---------- Task inputs

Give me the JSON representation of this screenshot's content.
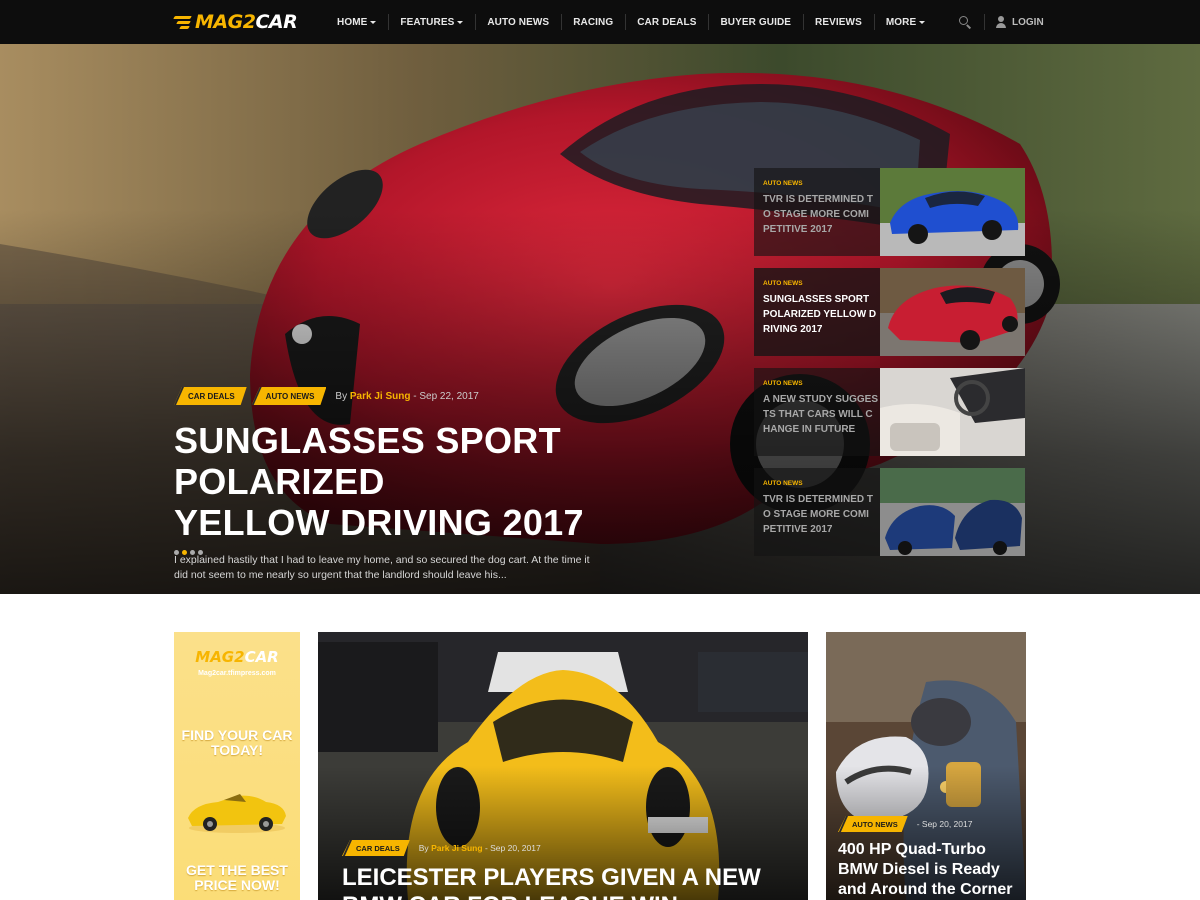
{
  "brand": {
    "logo_part1": "MAG2",
    "logo_part2": "CAR",
    "accent": "#f7b500"
  },
  "nav": {
    "items": [
      {
        "label": "HOME",
        "dropdown": true
      },
      {
        "label": "FEATURES",
        "dropdown": true
      },
      {
        "label": "AUTO NEWS",
        "dropdown": false
      },
      {
        "label": "RACING",
        "dropdown": false
      },
      {
        "label": "CAR DEALS",
        "dropdown": false
      },
      {
        "label": "BUYER GUIDE",
        "dropdown": false
      },
      {
        "label": "REVIEWS",
        "dropdown": false
      },
      {
        "label": "MORE",
        "dropdown": true
      }
    ],
    "search_icon": "search-icon",
    "user_icon": "user-icon",
    "login_label": "LOGIN"
  },
  "hero": {
    "tags": [
      "CAR DEALS",
      "AUTO NEWS"
    ],
    "by_label": "By",
    "author": "Park Ji Sung",
    "date": "- Sep 22, 2017",
    "title_line1": "SUNGLASSES SPORT POLARIZED",
    "title_line2": "YELLOW DRIVING 2017",
    "excerpt": "I explained hastily that I had to leave my home, and so secured the dog cart. At the time it did not seem to me nearly so urgent that the landlord should leave his...",
    "slides_total": 4,
    "active_slide": 2
  },
  "side_posts": [
    {
      "tag": "AUTO NEWS",
      "title": "TVR IS DETERMINED TO STAGE MORE COMI PETITIVE 2017",
      "active": false
    },
    {
      "tag": "AUTO NEWS",
      "title": "SUNGLASSES SPORT POLARIZED YELLOW DRIVING 2017",
      "active": true
    },
    {
      "tag": "AUTO NEWS",
      "title": "A NEW STUDY SUGGESTS THAT CARS WILL CHANGE IN FUTURE",
      "active": false
    },
    {
      "tag": "AUTO NEWS",
      "title": "TVR IS DETERMINED TO STAGE MORE COMI PETITIVE 2017",
      "active": false
    }
  ],
  "ad": {
    "logo_part1": "MAG2",
    "logo_part2": "CAR",
    "url": "Mag2car.tfimpress.com",
    "cta_top": "FIND YOUR CAR TODAY!",
    "cta_bottom": "GET THE BEST PRICE NOW!"
  },
  "cards": [
    {
      "tag": "CAR DEALS",
      "by_label": "By",
      "author": "Park Ji Sung",
      "date": "- Sep 20, 2017",
      "title": "LEICESTER PLAYERS GIVEN A NEW BMW CAR FOR LEAGUE WIN"
    },
    {
      "tag": "AUTO NEWS",
      "date": "- Sep 20, 2017",
      "title": "400 HP Quad-Turbo BMW Diesel is Ready and Around the Corner"
    }
  ]
}
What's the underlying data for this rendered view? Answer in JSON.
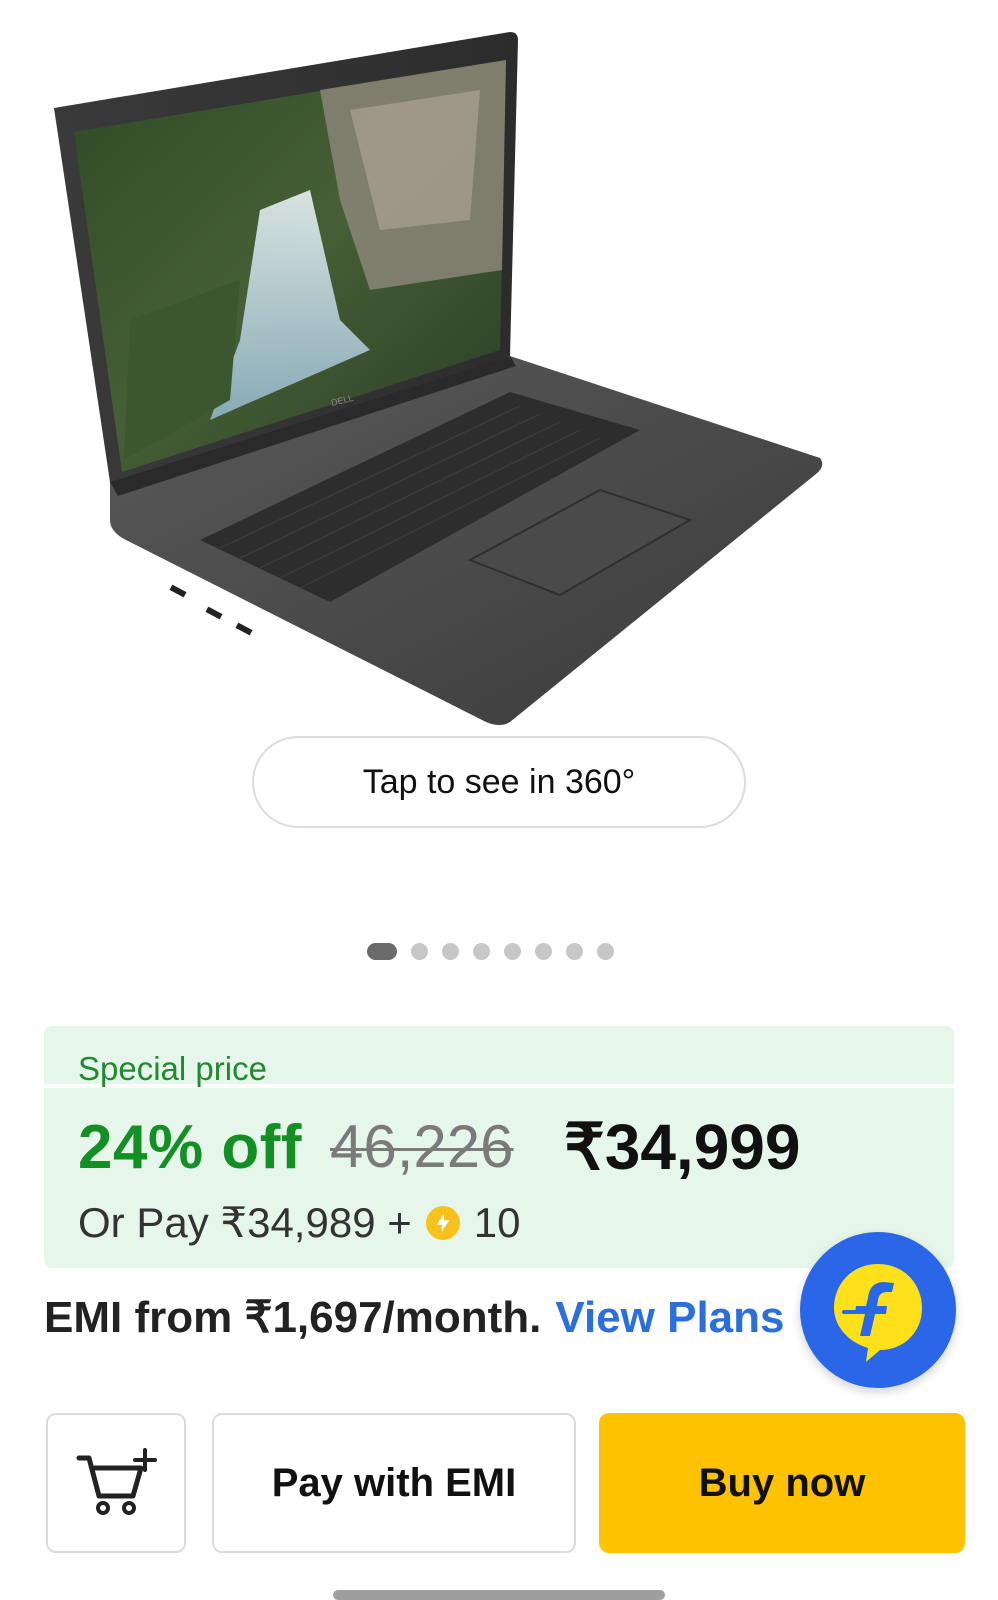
{
  "product": {
    "image_alt": "Dell laptop",
    "brand_logo_on_device": "DELL",
    "view_360_label": "Tap to see in 360°",
    "image_count": 8,
    "active_image_index": 0
  },
  "pricing": {
    "special_label": "Special price",
    "discount": "24% off",
    "mrp": "46,226",
    "price": "₹34,999",
    "or_pay_prefix": "Or Pay ₹34,989 +",
    "supercoins": "10",
    "coin_icon": "supercoin-icon"
  },
  "emi": {
    "text": "EMI from ₹1,697/month.",
    "link": "View Plans"
  },
  "floating_badge": {
    "icon": "flipkart-logo-icon"
  },
  "actions": {
    "cart_icon": "add-to-cart-icon",
    "pay_emi": "Pay with EMI",
    "buy_now": "Buy now"
  },
  "colors": {
    "discount_green": "#138f23",
    "price_box_bg": "#e7f6ea",
    "link_blue": "#2a6fdb",
    "buy_yellow": "#ffc200",
    "badge_blue": "#2966e8"
  }
}
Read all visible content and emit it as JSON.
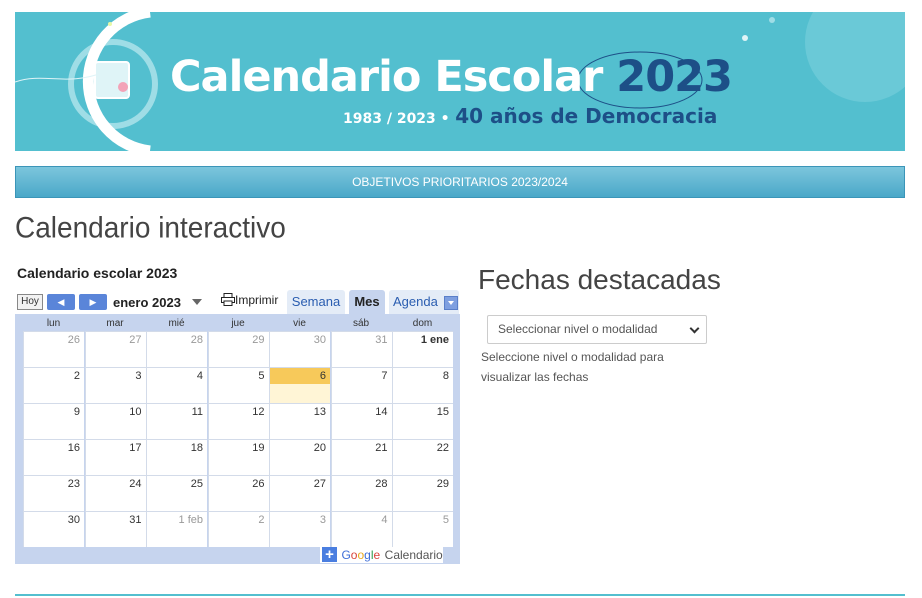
{
  "banner": {
    "title": "Calendario Escolar",
    "year": "2023",
    "subtitle_small": "1983 / 2023 •",
    "subtitle_big": "40 años de Democracia"
  },
  "nav": {
    "label": "OBJETIVOS PRIORITARIOS 2023/2024"
  },
  "page_title": "Calendario interactivo",
  "calendar": {
    "title": "Calendario escolar 2023",
    "today_button": "Hoy",
    "prev_icon": "◀",
    "next_icon": "▶",
    "month": "enero 2023",
    "print_label": "Imprimir",
    "tabs": [
      "Semana",
      "Mes",
      "Agenda"
    ],
    "active_tab": "Mes",
    "weekdays": [
      "lun",
      "mar",
      "mié",
      "jue",
      "vie",
      "sáb",
      "dom"
    ],
    "weeks": [
      [
        {
          "d": "26",
          "o": true
        },
        {
          "d": "27",
          "o": true
        },
        {
          "d": "28",
          "o": true
        },
        {
          "d": "29",
          "o": true
        },
        {
          "d": "30",
          "o": true
        },
        {
          "d": "31",
          "o": true
        },
        {
          "d": "1 ene",
          "o": false,
          "b": true
        }
      ],
      [
        {
          "d": "2"
        },
        {
          "d": "3"
        },
        {
          "d": "4"
        },
        {
          "d": "5"
        },
        {
          "d": "6",
          "t": true
        },
        {
          "d": "7"
        },
        {
          "d": "8"
        }
      ],
      [
        {
          "d": "9"
        },
        {
          "d": "10"
        },
        {
          "d": "11"
        },
        {
          "d": "12"
        },
        {
          "d": "13"
        },
        {
          "d": "14"
        },
        {
          "d": "15"
        }
      ],
      [
        {
          "d": "16"
        },
        {
          "d": "17"
        },
        {
          "d": "18"
        },
        {
          "d": "19"
        },
        {
          "d": "20"
        },
        {
          "d": "21"
        },
        {
          "d": "22"
        }
      ],
      [
        {
          "d": "23"
        },
        {
          "d": "24"
        },
        {
          "d": "25"
        },
        {
          "d": "26"
        },
        {
          "d": "27"
        },
        {
          "d": "28"
        },
        {
          "d": "29"
        }
      ],
      [
        {
          "d": "30"
        },
        {
          "d": "31"
        },
        {
          "d": "1 feb",
          "o": true
        },
        {
          "d": "2",
          "o": true
        },
        {
          "d": "3",
          "o": true
        },
        {
          "d": "4",
          "o": true
        },
        {
          "d": "5",
          "o": true
        }
      ]
    ],
    "footer_plus": "+",
    "footer_brand": "Google",
    "footer_label": "Calendario"
  },
  "featured": {
    "title": "Fechas destacadas",
    "select_value": "Seleccionar nivel o modalidad",
    "help": "Seleccione nivel o modalidad para visualizar las fechas"
  }
}
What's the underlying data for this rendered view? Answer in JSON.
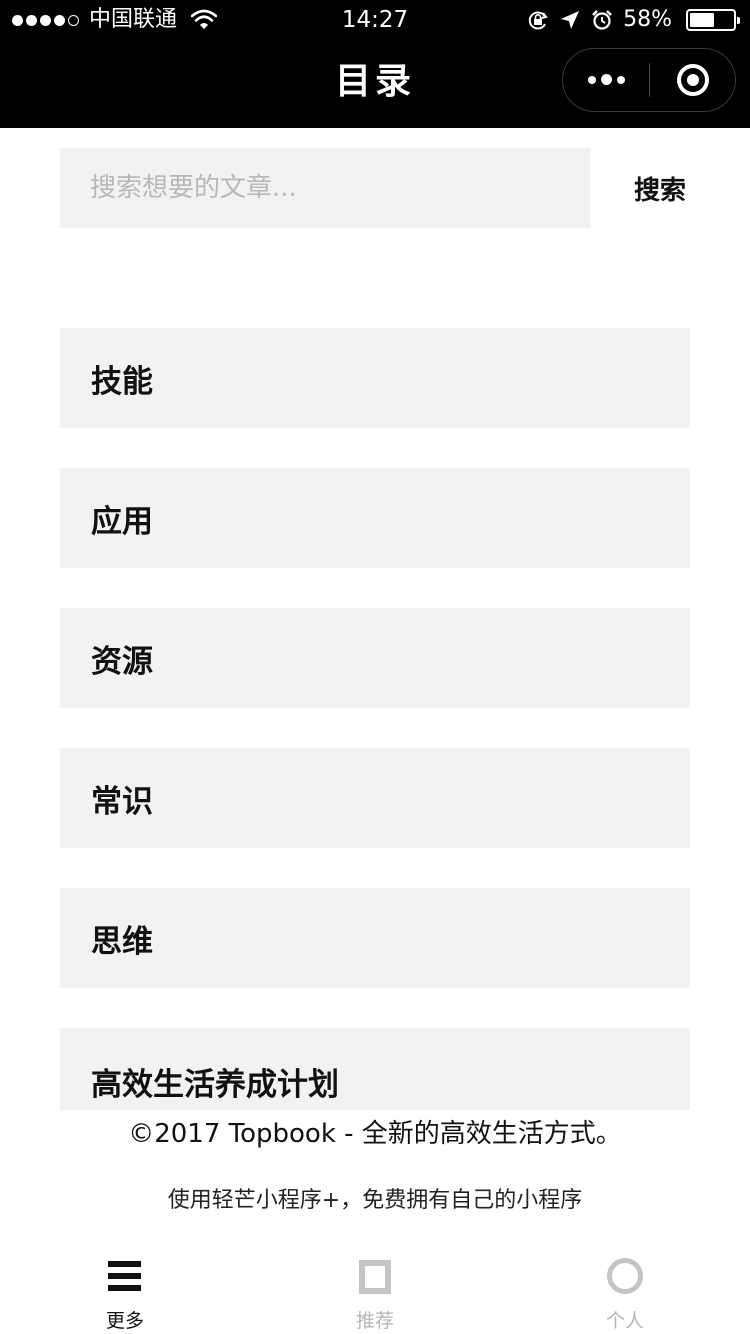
{
  "status_bar": {
    "carrier": "中国联通",
    "time": "14:27",
    "battery": "58%",
    "battery_level": 0.58,
    "icons": [
      "signal-dots-icon",
      "wifi-icon",
      "rotation-lock-icon",
      "location-arrow-icon",
      "alarm-icon",
      "battery-icon"
    ]
  },
  "nav": {
    "title": "目录",
    "capsule_icons": [
      "more-dots-icon",
      "close-target-icon"
    ]
  },
  "search": {
    "placeholder": "搜索想要的文章...",
    "value": "",
    "button_label": "搜索"
  },
  "categories": [
    {
      "label": "技能"
    },
    {
      "label": "应用"
    },
    {
      "label": "资源"
    },
    {
      "label": "常识"
    },
    {
      "label": "思维"
    },
    {
      "label": "高效生活养成计划"
    }
  ],
  "footer": {
    "copyright": "©2017 Topbook - 全新的高效生活方式。",
    "promo": "使用轻芒小程序+，免费拥有自己的小程序"
  },
  "tabbar": {
    "tabs": [
      {
        "label": "更多",
        "icon": "hamburger-icon",
        "active": true
      },
      {
        "label": "推荐",
        "icon": "square-icon",
        "active": false
      },
      {
        "label": "个人",
        "icon": "circle-icon",
        "active": false
      }
    ],
    "active_color": "#111111",
    "inactive_color": "#b5b5b5"
  }
}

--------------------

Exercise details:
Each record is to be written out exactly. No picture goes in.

Written solution:
Give me the JSON representation of this screenshot's content.
{
  "brand": {
    "logo_part1": "MAG2",
    "logo_part2": "CAR",
    "accent": "#f7b500"
  },
  "nav": {
    "items": [
      {
        "label": "HOME",
        "dropdown": true
      },
      {
        "label": "FEATURES",
        "dropdown": true
      },
      {
        "label": "AUTO NEWS",
        "dropdown": false
      },
      {
        "label": "RACING",
        "dropdown": false
      },
      {
        "label": "CAR DEALS",
        "dropdown": false
      },
      {
        "label": "BUYER GUIDE",
        "dropdown": false
      },
      {
        "label": "REVIEWS",
        "dropdown": false
      },
      {
        "label": "MORE",
        "dropdown": true
      }
    ],
    "search_icon": "search-icon",
    "user_icon": "user-icon",
    "login_label": "LOGIN"
  },
  "hero": {
    "tags": [
      "CAR DEALS",
      "AUTO NEWS"
    ],
    "by_label": "By",
    "author": "Park Ji Sung",
    "date": "- Sep 22, 2017",
    "title_line1": "SUNGLASSES SPORT POLARIZED",
    "title_line2": "YELLOW DRIVING 2017",
    "excerpt": "I explained hastily that I had to leave my home, and so secured the dog cart. At the time it did not seem to me nearly so urgent that the landlord should leave his...",
    "slides_total": 4,
    "active_slide": 2
  },
  "side_posts": [
    {
      "tag": "AUTO NEWS",
      "title": "TVR IS DETERMINED TO STAGE MORE COMI PETITIVE 2017",
      "active": false
    },
    {
      "tag": "AUTO NEWS",
      "title": "SUNGLASSES SPORT POLARIZED YELLOW DRIVING 2017",
      "active": true
    },
    {
      "tag": "AUTO NEWS",
      "title": "A NEW STUDY SUGGESTS THAT CARS WILL CHANGE IN FUTURE",
      "active": false
    },
    {
      "tag": "AUTO NEWS",
      "title": "TVR IS DETERMINED TO STAGE MORE COMI PETITIVE 2017",
      "active": false
    }
  ],
  "ad": {
    "logo_part1": "MAG2",
    "logo_part2": "CAR",
    "url": "Mag2car.tfimpress.com",
    "cta_top": "FIND YOUR CAR TODAY!",
    "cta_bottom": "GET THE BEST PRICE NOW!"
  },
  "cards": [
    {
      "tag": "CAR DEALS",
      "by_label": "By",
      "author": "Park Ji Sung",
      "date": "- Sep 20, 2017",
      "title": "LEICESTER PLAYERS GIVEN A NEW BMW CAR FOR LEAGUE WIN"
    },
    {
      "tag": "AUTO NEWS",
      "date": "- Sep 20, 2017",
      "title": "400 HP Quad-Turbo BMW Diesel is Ready and Around the Corner"
    }
  ]
}
What's the underlying data for this rendered view? Answer in JSON.
{
  "product": {
    "image_alt": "Dell laptop",
    "brand_logo_on_device": "DELL",
    "view_360_label": "Tap to see in 360°",
    "image_count": 8,
    "active_image_index": 0
  },
  "pricing": {
    "special_label": "Special price",
    "discount": "24% off",
    "mrp": "46,226",
    "price": "₹34,999",
    "or_pay_prefix": "Or Pay ₹34,989 +",
    "supercoins": "10",
    "coin_icon": "supercoin-icon"
  },
  "emi": {
    "text": "EMI from ₹1,697/month.",
    "link": "View Plans"
  },
  "floating_badge": {
    "icon": "flipkart-logo-icon"
  },
  "actions": {
    "cart_icon": "add-to-cart-icon",
    "pay_emi": "Pay with EMI",
    "buy_now": "Buy now"
  },
  "colors": {
    "discount_green": "#138f23",
    "price_box_bg": "#e7f6ea",
    "link_blue": "#2a6fdb",
    "buy_yellow": "#ffc200",
    "badge_blue": "#2966e8"
  }
}
Read all visible content and emit it as JSON.
{
  "banner": {
    "title": "Calendario Escolar",
    "year": "2023",
    "subtitle_small": "1983 / 2023 •",
    "subtitle_big": "40 años de Democracia"
  },
  "nav": {
    "label": "OBJETIVOS PRIORITARIOS 2023/2024"
  },
  "page_title": "Calendario interactivo",
  "calendar": {
    "title": "Calendario escolar 2023",
    "today_button": "Hoy",
    "prev_icon": "◀",
    "next_icon": "▶",
    "month": "enero 2023",
    "print_label": "Imprimir",
    "tabs": [
      "Semana",
      "Mes",
      "Agenda"
    ],
    "active_tab": "Mes",
    "weekdays": [
      "lun",
      "mar",
      "mié",
      "jue",
      "vie",
      "sáb",
      "dom"
    ],
    "weeks": [
      [
        {
          "d": "26",
          "o": true
        },
        {
          "d": "27",
          "o": true
        },
        {
          "d": "28",
          "o": true
        },
        {
          "d": "29",
          "o": true
        },
        {
          "d": "30",
          "o": true
        },
        {
          "d": "31",
          "o": true
        },
        {
          "d": "1 ene",
          "o": false,
          "b": true
        }
      ],
      [
        {
          "d": "2"
        },
        {
          "d": "3"
        },
        {
          "d": "4"
        },
        {
          "d": "5"
        },
        {
          "d": "6",
          "t": true
        },
        {
          "d": "7"
        },
        {
          "d": "8"
        }
      ],
      [
        {
          "d": "9"
        },
        {
          "d": "10"
        },
        {
          "d": "11"
        },
        {
          "d": "12"
        },
        {
          "d": "13"
        },
        {
          "d": "14"
        },
        {
          "d": "15"
        }
      ],
      [
        {
          "d": "16"
        },
        {
          "d": "17"
        },
        {
          "d": "18"
        },
        {
          "d": "19"
        },
        {
          "d": "20"
        },
        {
          "d": "21"
        },
        {
          "d": "22"
        }
      ],
      [
        {
          "d": "23"
        },
        {
          "d": "24"
        },
        {
          "d": "25"
        },
        {
          "d": "26"
        },
        {
          "d": "27"
        },
        {
          "d": "28"
        },
        {
          "d": "29"
        }
      ],
      [
        {
          "d": "30"
        },
        {
          "d": "31"
        },
        {
          "d": "1 feb",
          "o": true
        },
        {
          "d": "2",
          "o": true
        },
        {
          "d": "3",
          "o": true
        },
        {
          "d": "4",
          "o": true
        },
        {
          "d": "5",
          "o": true
        }
      ]
    ],
    "footer_plus": "+",
    "footer_brand": "Google",
    "footer_label": "Calendario"
  },
  "featured": {
    "title": "Fechas destacadas",
    "select_value": "Seleccionar nivel o modalidad",
    "help": "Seleccione nivel o modalidad para visualizar las fechas"
  }
}
What's the underlying data for this rendered view? Answer in JSON.
{
  "status_bar": {
    "carrier": "中国联通",
    "time": "14:27",
    "battery": "58%",
    "battery_level": 0.58,
    "icons": [
      "signal-dots-icon",
      "wifi-icon",
      "rotation-lock-icon",
      "location-arrow-icon",
      "alarm-icon",
      "battery-icon"
    ]
  },
  "nav": {
    "title": "目录",
    "capsule_icons": [
      "more-dots-icon",
      "close-target-icon"
    ]
  },
  "search": {
    "placeholder": "搜索想要的文章...",
    "value": "",
    "button_label": "搜索"
  },
  "categories": [
    {
      "label": "技能"
    },
    {
      "label": "应用"
    },
    {
      "label": "资源"
    },
    {
      "label": "常识"
    },
    {
      "label": "思维"
    },
    {
      "label": "高效生活养成计划"
    }
  ],
  "footer": {
    "copyright": "©2017 Topbook - 全新的高效生活方式。",
    "promo": "使用轻芒小程序+，免费拥有自己的小程序"
  },
  "tabbar": {
    "tabs": [
      {
        "label": "更多",
        "icon": "hamburger-icon",
        "active": true
      },
      {
        "label": "推荐",
        "icon": "square-icon",
        "active": false
      },
      {
        "label": "个人",
        "icon": "circle-icon",
        "active": false
      }
    ],
    "active_color": "#111111",
    "inactive_color": "#b5b5b5"
  }
}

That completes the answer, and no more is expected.